A cheeky X-rated online video featuring Christmas lights is putting the rude into Rudolph.
The festive footage, which appears to show lewd images hidden in Brighton’s baubles, became an internet hit round the world yesterday (December 13).
It was posted by satirical site The Poke, with the title “There’s a problem with Brighton’s Christmas lights”.
Spoof It shows a sparkling Santa engaged in a sexual liaison in Churchill Square, a gleaming male body part suspended above Western Road, and the words “I hate my job” hidden among the bright lights.
The website claimed it was the work of a fed-up electrician who installed the lights across the city, suggesting: “The person who put up these lights probably won’t be getting a bonus this year.”
However, eagle-eyed viewers soon outed the video as a clever spoof using special effects.
Nick Clegg remix
Earlier this year, The Poke posted a remixed version of an apology speech by Nick Clegg that went into the music charts. Yesterday the Brighton lights video had already been viewed by almost 100,000 people.
On Twitter, it was reposted by Brighton-based pop act Rizzle Kicks and comedians Graham Linehan and Dave Gorman.
As the video went viral, one national newspaper even accused Brighton traders of cooking up the hoax to boost business.
But Gavin Stewart, manager of the city’s Business Improvement District which puts up the city’s lights, denied any involvement.
He said: “It’s nothing to do with us. It’s been taken in good spirit, though.
“The film’s a good laugh and it’s pretty funny. Of course it’s also great for boosting the profile of the city.”
Coun Kitcat added: “The video is a creative spoof, but it is making people smile and getting thousands of people talking about Brighton and Hove in the run up to Christmas.”
See the latest news headlines from The Argus:
- Father and son beam with pride moments before tragedy
- Lucas: Election needed as government has no mandate to negotiate Brexit
- Brexit star takes swipe at 'attention seeking' Farage

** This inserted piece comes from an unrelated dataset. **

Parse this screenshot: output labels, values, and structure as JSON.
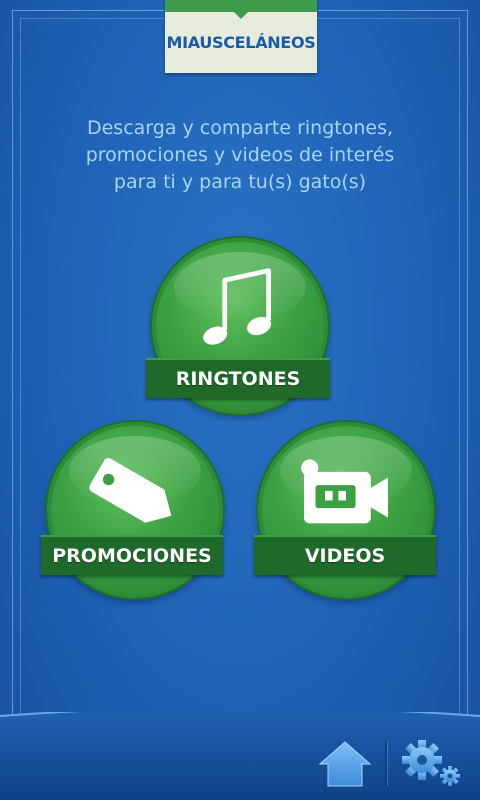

- A tale of two High Streets: So much information and not enough facts
- Campaigner wins High Court battle over 'unlawful' meadow development